Nonfiction November – Book Pairing

/ posted in: Reading

Week 2: (Nov. 4 to 8) –  Sarah’s Bookshelves is back to host – Book Pairing: This week, pair up a nonfiction book with a fiction title. It can be a “If you loved this book, read this!” or just two titles that you think would go well together. Maybe it’s a historical novel and you’d like to get the real history by reading a nonfiction version of the story.

 

If you loved:

“Set amid the civil rights movement, the never-before-told true story of NASA’s African-American female mathematicians who played a crucial role in America’s space program. Before Neil Armstrong walked on the moon, a group of professionals worked as ‘Human Computers’, calculating the flight paths that would enable these historic achievements. Among these were a coterie of bright, talented African-American women. Segregated from their white counterparts, these ‘coloured computers’ used pencil and paper to write the equations that would launch rockets and astronauts, into space. Moving from World War II through NASA’s golden age, touching on the civil rights era, the Space Race, the Cold War and the women’s rights movement, ‘Hidden Figures’ interweaves a rich history of mankind’s greatest adventure with the intimate stories of five courageous women whose work forever changed the world.”

I think by this time most people are familiar with the story from either the book or the movie. (The book is totally better of course!) If you haven’t read it yet, you really should.

 

 

 

 

 

 

 

 

Then read this fiction series where the computers fight to go to space:

 

“On a cold spring night in 1952, a huge meteorite fell to earth and obliterated much of the east coast of the United States, including Washington D.C. The ensuing climate cataclysm will soon render the earth inhospitable for humanity, as the last such meteorite did for the dinosaurs. This looming threat calls for a radically accelerated effort to colonize space, and requires a much larger share of humanity to take part in the process.

Elma York’s experience as a WASP pilot and mathematician earns her a place in the International Aerospace Coalition’s attempts to put man on the moon, as a calculator. But with so many skilled and experienced women pilots and scientists involved with the program, it doesn’t take long before Elma begins to wonder why they can’t go into space, too.”

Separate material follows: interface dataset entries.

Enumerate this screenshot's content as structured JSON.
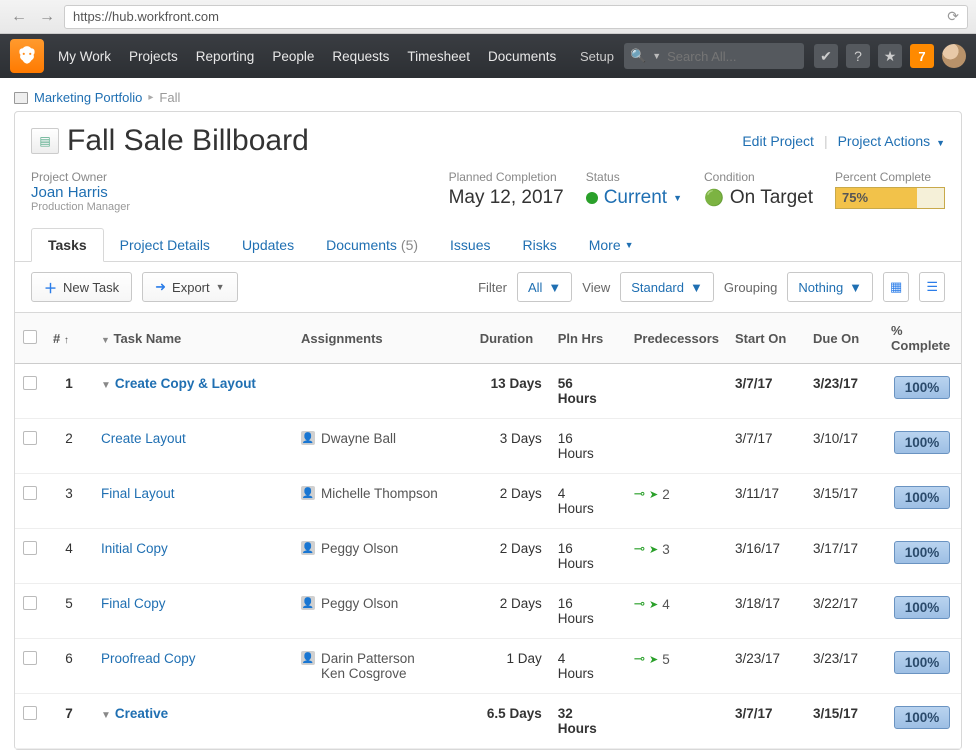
{
  "browser": {
    "url": "https://hub.workfront.com"
  },
  "topnav": {
    "links": [
      "My Work",
      "Projects",
      "Reporting",
      "People",
      "Requests",
      "Timesheet",
      "Documents"
    ],
    "setup": "Setup",
    "search_placeholder": "Search All...",
    "notif_count": "7"
  },
  "breadcrumb": {
    "root": "Marketing Portfolio",
    "current": "Fall"
  },
  "project": {
    "title": "Fall Sale Billboard",
    "edit": "Edit Project",
    "actions": "Project Actions",
    "owner_lbl": "Project Owner",
    "owner_name": "Joan Harris",
    "owner_role": "Production Manager",
    "planned_lbl": "Planned Completion",
    "planned_val": "May 12, 2017",
    "status_lbl": "Status",
    "status_val": "Current",
    "cond_lbl": "Condition",
    "cond_val": "On Target",
    "pct_lbl": "Percent Complete",
    "pct_val": "75%",
    "pct_fill": 75
  },
  "tabs": {
    "tasks": "Tasks",
    "details": "Project Details",
    "updates": "Updates",
    "documents": "Documents",
    "documents_count": "(5)",
    "issues": "Issues",
    "risks": "Risks",
    "more": "More"
  },
  "toolbar": {
    "new_task": "New Task",
    "export": "Export",
    "filter_lbl": "Filter",
    "filter_val": "All",
    "view_lbl": "View",
    "view_val": "Standard",
    "group_lbl": "Grouping",
    "group_val": "Nothing"
  },
  "columns": {
    "num": "#",
    "name": "Task Name",
    "assign": "Assignments",
    "dur": "Duration",
    "pln": "Pln Hrs",
    "pred": "Predecessors",
    "start": "Start On",
    "due": "Due On",
    "pct": "% Complete"
  },
  "rows": [
    {
      "n": "1",
      "name": "Create Copy & Layout",
      "assign": [],
      "dur": "13 Days",
      "pln": "56 Hours",
      "pred": "",
      "start": "3/7/17",
      "due": "3/23/17",
      "pct": "100%",
      "bold": true,
      "expand": true
    },
    {
      "n": "2",
      "name": "Create Layout",
      "assign": [
        "Dwayne Ball"
      ],
      "dur": "3 Days",
      "pln": "16 Hours",
      "pred": "",
      "start": "3/7/17",
      "due": "3/10/17",
      "pct": "100%"
    },
    {
      "n": "3",
      "name": "Final Layout",
      "assign": [
        "Michelle Thompson"
      ],
      "dur": "2 Days",
      "pln": "4 Hours",
      "pred": "2",
      "start": "3/11/17",
      "due": "3/15/17",
      "pct": "100%"
    },
    {
      "n": "4",
      "name": "Initial Copy",
      "assign": [
        "Peggy Olson"
      ],
      "dur": "2 Days",
      "pln": "16 Hours",
      "pred": "3",
      "start": "3/16/17",
      "due": "3/17/17",
      "pct": "100%"
    },
    {
      "n": "5",
      "name": "Final Copy",
      "assign": [
        "Peggy Olson"
      ],
      "dur": "2 Days",
      "pln": "16 Hours",
      "pred": "4",
      "start": "3/18/17",
      "due": "3/22/17",
      "pct": "100%"
    },
    {
      "n": "6",
      "name": "Proofread Copy",
      "assign": [
        "Darin Patterson",
        "Ken Cosgrove"
      ],
      "dur": "1 Day",
      "pln": "4 Hours",
      "pred": "5",
      "start": "3/23/17",
      "due": "3/23/17",
      "pct": "100%"
    },
    {
      "n": "7",
      "name": "Creative",
      "assign": [],
      "dur": "6.5 Days",
      "pln": "32 Hours",
      "pred": "",
      "start": "3/7/17",
      "due": "3/15/17",
      "pct": "100%",
      "bold": true,
      "expand": true
    }
  ]
}
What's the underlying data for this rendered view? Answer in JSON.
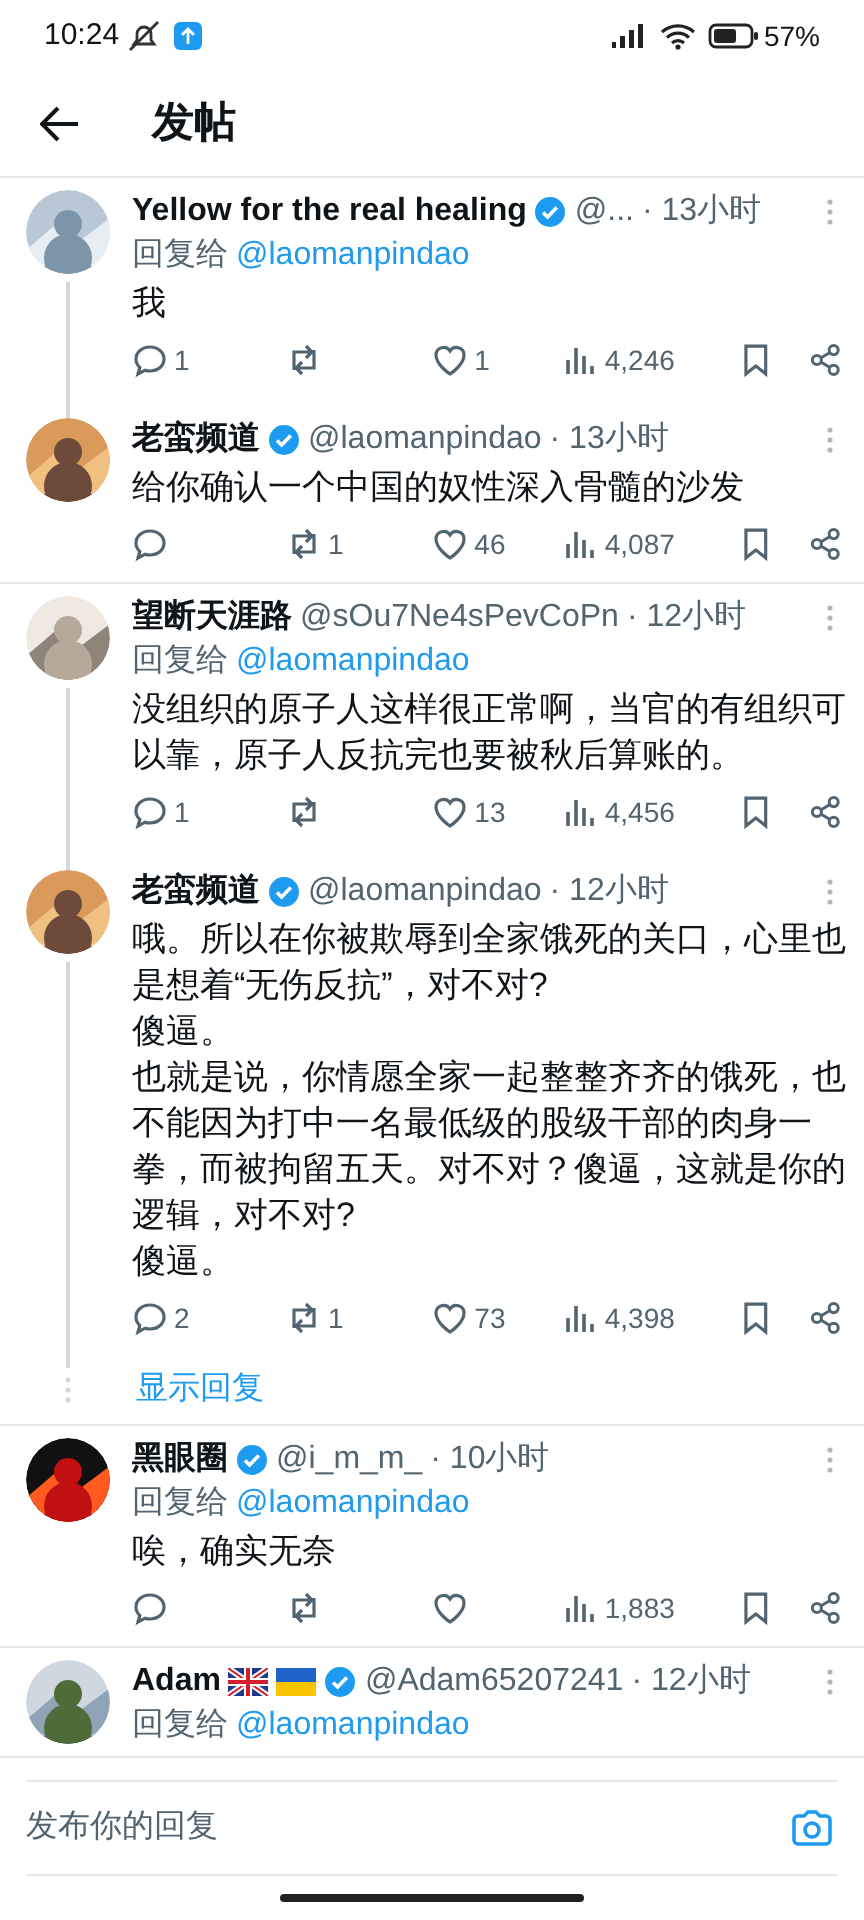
{
  "status_bar": {
    "time": "10:24",
    "battery": "57%"
  },
  "header": {
    "title": "发帖"
  },
  "conversations": [
    {
      "tweets": [
        {
          "name": "Yellow for the real healing",
          "verified": true,
          "handle": "@...",
          "time": "· 13小时",
          "reply_prefix": "回复给",
          "reply_to": "@laomanpindao",
          "text": [
            "我"
          ],
          "actions": {
            "replies": "1",
            "likes": "1",
            "views": "4,246"
          }
        },
        {
          "name": "老蛮频道",
          "verified": true,
          "handle": "@laomanpindao",
          "time": "· 13小时",
          "text": [
            "给你确认一个中国的奴性深入骨髓的沙发"
          ],
          "actions": {
            "retweets": "1",
            "likes": "46",
            "views": "4,087"
          }
        }
      ]
    },
    {
      "tweets": [
        {
          "name": "望断天涯路",
          "verified": false,
          "handle": "@sOu7Ne4sPevCoPn",
          "time": "· 12小时",
          "reply_prefix": "回复给",
          "reply_to": "@laomanpindao",
          "text": [
            "没组织的原子人这样很正常啊，当官的有组织可以靠，原子人反抗完也要被秋后算账的。"
          ],
          "actions": {
            "replies": "1",
            "likes": "13",
            "views": "4,456"
          }
        },
        {
          "name": "老蛮频道",
          "verified": true,
          "handle": "@laomanpindao",
          "time": "· 12小时",
          "text": [
            "哦。所以在你被欺辱到全家饿死的关口，心里也是想着“无伤反抗”，对不对?",
            "傻逼。",
            "也就是说，你情愿全家一起整整齐齐的饿死，也不能因为打中一名最低级的股级干部的肉身一拳，而被拘留五天。对不对？傻逼，这就是你的逻辑，对不对?",
            "傻逼。"
          ],
          "actions": {
            "replies": "2",
            "retweets": "1",
            "likes": "73",
            "views": "4,398"
          }
        }
      ],
      "show_replies": "显示回复"
    },
    {
      "tweets": [
        {
          "name": "黑眼圈",
          "verified": true,
          "handle": "@i_m_m_",
          "time": "· 10小时",
          "reply_prefix": "回复给",
          "reply_to": "@laomanpindao",
          "text": [
            "唉，确实无奈"
          ],
          "actions": {
            "views": "1,883"
          }
        }
      ]
    },
    {
      "tweets": [
        {
          "name": "Adam",
          "flags": [
            {
              "kind": "gb"
            },
            {
              "kind": "ua"
            }
          ],
          "verified": true,
          "handle": "@Adam65207241",
          "time": "· 12小时",
          "reply_prefix": "回复给",
          "reply_to": "@laomanpindao"
        }
      ]
    }
  ],
  "reply_bar": {
    "placeholder": "发布你的回复"
  }
}
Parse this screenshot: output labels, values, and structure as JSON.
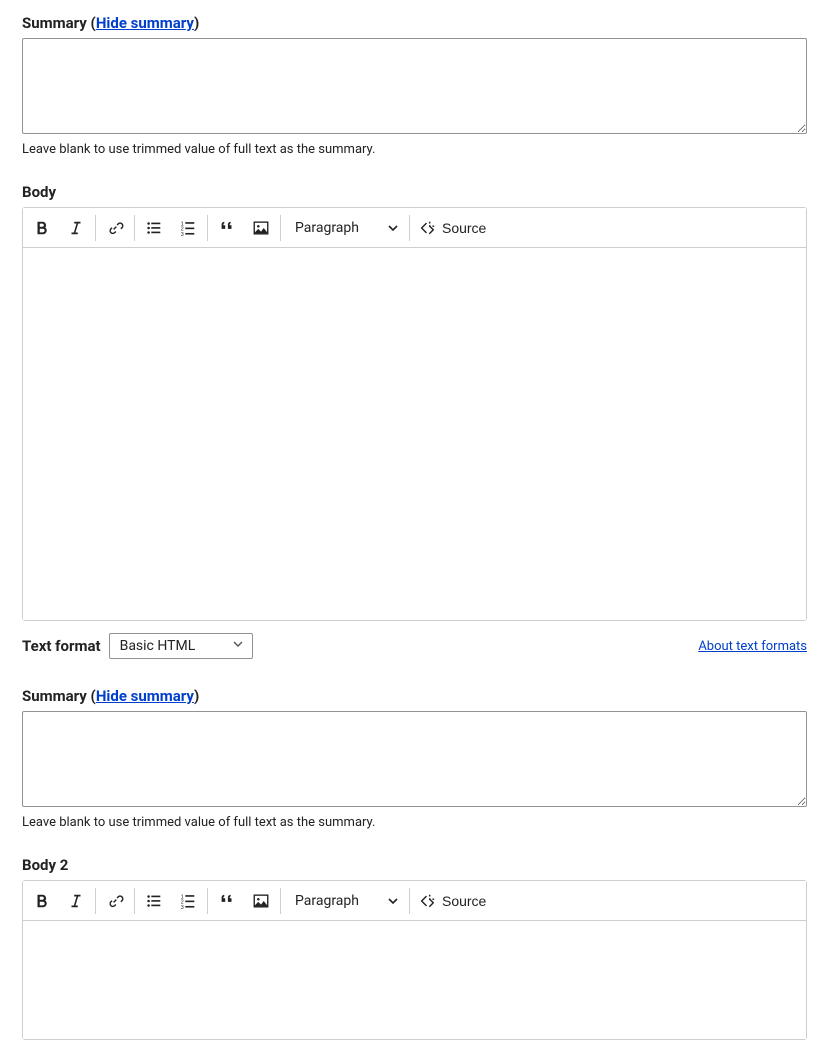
{
  "summary1": {
    "label_prefix": "Summary",
    "paren_open": " (",
    "toggle_link": "Hide summary",
    "paren_close": ")",
    "value": "",
    "help": "Leave blank to use trimmed value of full text as the summary."
  },
  "body1": {
    "label": "Body",
    "toolbar": {
      "heading_label": "Paragraph",
      "source_label": "Source"
    }
  },
  "text_format": {
    "label": "Text format",
    "selected": "Basic HTML",
    "about_link": "About text formats"
  },
  "summary2": {
    "label_prefix": "Summary",
    "paren_open": " (",
    "toggle_link": "Hide summary",
    "paren_close": ")",
    "value": "",
    "help": "Leave blank to use trimmed value of full text as the summary."
  },
  "body2": {
    "label": "Body 2",
    "toolbar": {
      "heading_label": "Paragraph",
      "source_label": "Source"
    }
  }
}
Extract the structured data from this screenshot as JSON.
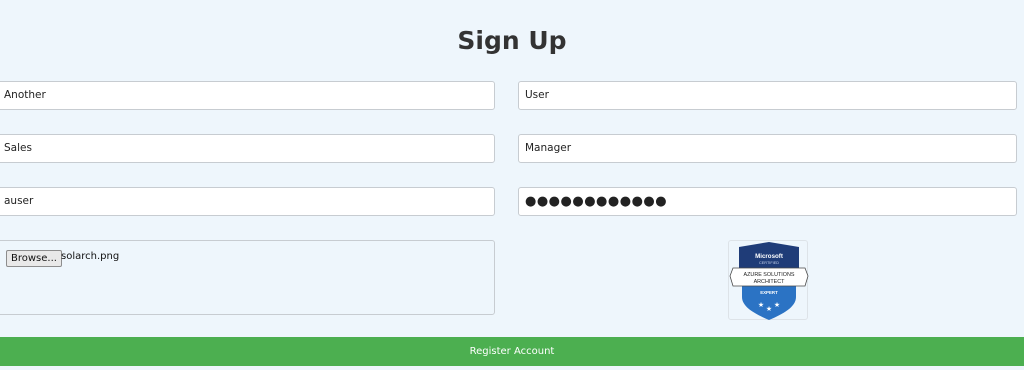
{
  "form": {
    "title": "Sign Up",
    "first_name": "Another",
    "last_name": "User",
    "department": "Sales",
    "role": "Manager",
    "username": "auser",
    "password_mask": "●●●●●●●●●●●●",
    "browse_label": "Browse...",
    "file_name": "solarch.png",
    "register_label": "Register Account"
  },
  "badge": {
    "line1": "Microsoft",
    "line2": "CERTIFIED",
    "line3": "AZURE SOLUTIONS",
    "line4": "ARCHITECT",
    "line5": "EXPERT",
    "icon": "certification-badge-icon"
  },
  "colors": {
    "background": "#eef6fc",
    "register_button": "#4caf50",
    "badge_navy": "#1f3c78",
    "badge_blue": "#2b73c4"
  }
}
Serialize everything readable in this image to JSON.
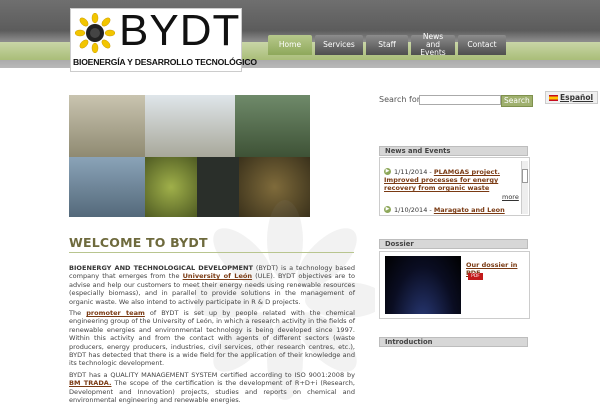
{
  "header": {
    "logo_text": "BYDT",
    "logo_subtitle": "BIOENERGÍA Y DESARROLLO TECNOLÓGICO",
    "nav": [
      {
        "label": "Home",
        "active": true
      },
      {
        "label": "Services",
        "active": false
      },
      {
        "label": "Staff",
        "active": false
      },
      {
        "label": "News and Events",
        "active": false
      },
      {
        "label": "Contact",
        "active": false
      }
    ]
  },
  "search": {
    "label": "Search for:",
    "value": "",
    "button": "Search"
  },
  "language": {
    "label": "Español"
  },
  "news": {
    "title": "News and Events",
    "items": [
      {
        "date": "1/11/2014",
        "link": "PLAMGAS project. Improved processes for energy recovery from organic waste"
      },
      {
        "date": "1/10/2014",
        "link": "Maragato and Leon talent in a"
      }
    ],
    "more": "more"
  },
  "dossier": {
    "title": "Dossier",
    "link": "Our dossier in PDF",
    "badge": "PDF"
  },
  "introduction": {
    "title": "Introduction"
  },
  "main": {
    "title": "WELCOME TO BYDT",
    "p1_strong": "BIOENERGY AND TECHNOLOGICAL DEVELOPMENT",
    "p1_a": " (BYDT) is a technology based company that emerges from the ",
    "p1_link": "University of León",
    "p1_b": " (ULE). BYDT objectives are to advise and help our customers to meet their energy needs using renewable resources (especially biomass), and in parallel to provide solutions in the management of organic waste. We also intend to actively participate in R & D projects.",
    "p2_a": "The ",
    "p2_link": "promoter team",
    "p2_b": " of BYDT is set up by people related with the chemical engineering group of the University of León, in which a research activity in the fields of renewable energies and environmental technology is being developed since 1997. Within this activity and from the contact with agents of different sectors (waste producers, energy producers, industries, civil services, other research centres, etc.), BYDT has detected that there is a wide field for the application of their knowledge and its technologic development.",
    "p3_a": "BYDT has a QUALITY MANAGEMENT SYSTEM certified according to ISO 9001:2008 by",
    "p3_link": "BM TRADA.",
    "p3_b": " The scope of the certification is the development of R+D+i (Research, Development and Innovation) projects, studies and reports on chemical and environmental engineering and renewable energies."
  },
  "colors": {
    "accent_green": "#8ea85a",
    "title_olive": "#6e6a3d",
    "link_brown": "#7a3a13"
  }
}
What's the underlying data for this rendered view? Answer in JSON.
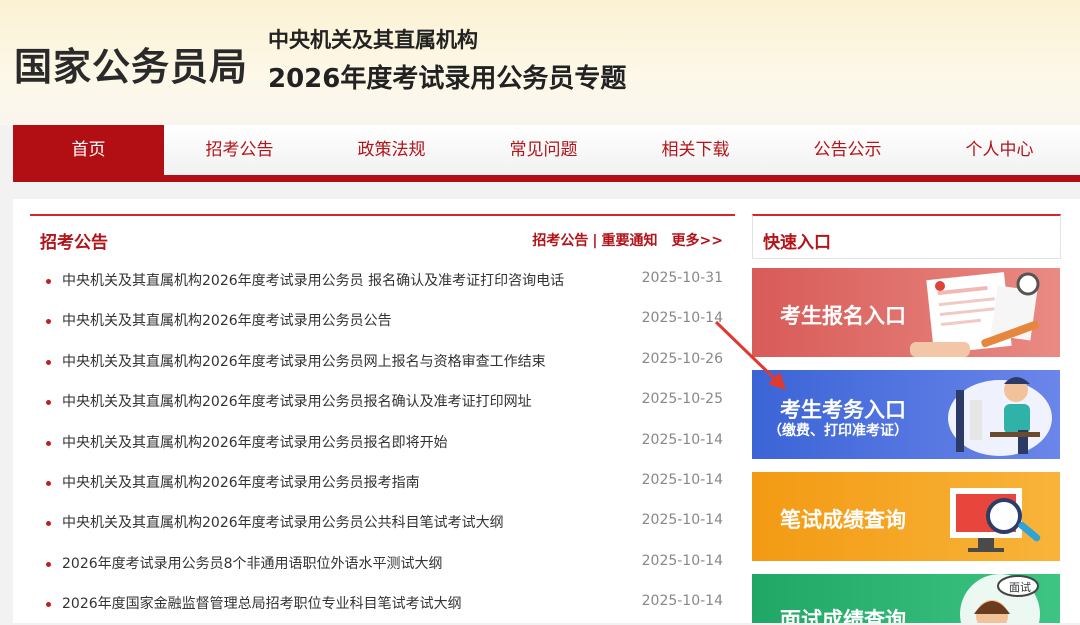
{
  "header": {
    "logo": "国家公务员局",
    "subtitle1": "中央机关及其直属机构",
    "subtitle2": "2026年度考试录用公务员专题"
  },
  "nav": {
    "items": [
      "首页",
      "招考公告",
      "政策法规",
      "常见问题",
      "相关下载",
      "公告公示",
      "个人中心"
    ],
    "active_index": 0
  },
  "news": {
    "title": "招考公告",
    "links": [
      "招考公告",
      "重要通知"
    ],
    "separator": "|",
    "more": "更多>>",
    "items": [
      {
        "title": "中央机关及其直属机构2026年度考试录用公务员 报名确认及准考证打印咨询电话",
        "date": "2025-10-31"
      },
      {
        "title": "中央机关及其直属机构2026年度考试录用公务员公告",
        "date": "2025-10-14"
      },
      {
        "title": "中央机关及其直属机构2026年度考试录用公务员网上报名与资格审查工作结束",
        "date": "2025-10-26"
      },
      {
        "title": "中央机关及其直属机构2026年度考试录用公务员报名确认及准考证打印网址",
        "date": "2025-10-25"
      },
      {
        "title": "中央机关及其直属机构2026年度考试录用公务员报名即将开始",
        "date": "2025-10-14"
      },
      {
        "title": "中央机关及其直属机构2026年度考试录用公务员报考指南",
        "date": "2025-10-14"
      },
      {
        "title": "中央机关及其直属机构2026年度考试录用公务员公共科目笔试考试大纲",
        "date": "2025-10-14"
      },
      {
        "title": "2026年度考试录用公务员8个非通用语职位外语水平测试大纲",
        "date": "2025-10-14"
      },
      {
        "title": "2026年度国家金融监督管理总局招考职位专业科目笔试考试大纲",
        "date": "2025-10-14"
      }
    ]
  },
  "quick": {
    "title": "快速入口",
    "entries": [
      {
        "label": "考生报名入口",
        "sub": "",
        "color": "#d85b58"
      },
      {
        "label": "考生考务入口",
        "sub": "（缴费、打印准考证）",
        "color": "#3b64d6"
      },
      {
        "label": "笔试成绩查询",
        "sub": "",
        "color": "#f39a13"
      },
      {
        "label": "面试成绩查询",
        "sub": "",
        "color": "#21a765"
      }
    ],
    "badge_text": "面试"
  },
  "colors": {
    "brand_red": "#b20f14",
    "accent_red": "#d4262b"
  }
}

Elma is a Jewish woman who is just as qualified, if not more so, than the men who are signing up to become astronauts. She was a math prodigy who is assigned to work as a computer to do the calculations for space flight. She starts to push for the inclusion of women in the space program. They have to go if there are going to be colonies in space. This doesn’t sit well with some of the male powers-that-be.

Elma has her own blind spots too. One of the strengths of the series is that they are confronted. She routinely forgets about African-American female pilots who are also as qualified. She is pushed ahead of Asian and Latina pilots in order to project the image that the U.S. space program wants. The books do a good job of creating a world of the 1950s and 60s where necessity pushed technological advancement forward but racial and social justice stayed static.

“The Fated Sky continued the grand sweep of alternate history begun in The Calculating Stars. It is 1961, and the International Aerospace Coalition has established a colony on the moon. Elma York, the noted Lady Astronaut, is working on rotation, flying shuttles on the moon and returning regularly to Earth.
But humanity must get a foothold on Mars. The first exploratory mission is being planned, and none of the women astronauts is on the crew list. The international Aerospace Coalition has grave reservations about sending their “Lady Astronauts” on such a dangerous mission. The problem with that is the need for midjourney navigation calculations. The new electronic computation machines are not reliable and not easily programmed. It might be okay for a backup, but there will have to be a human computer on board. And all the computers are women.”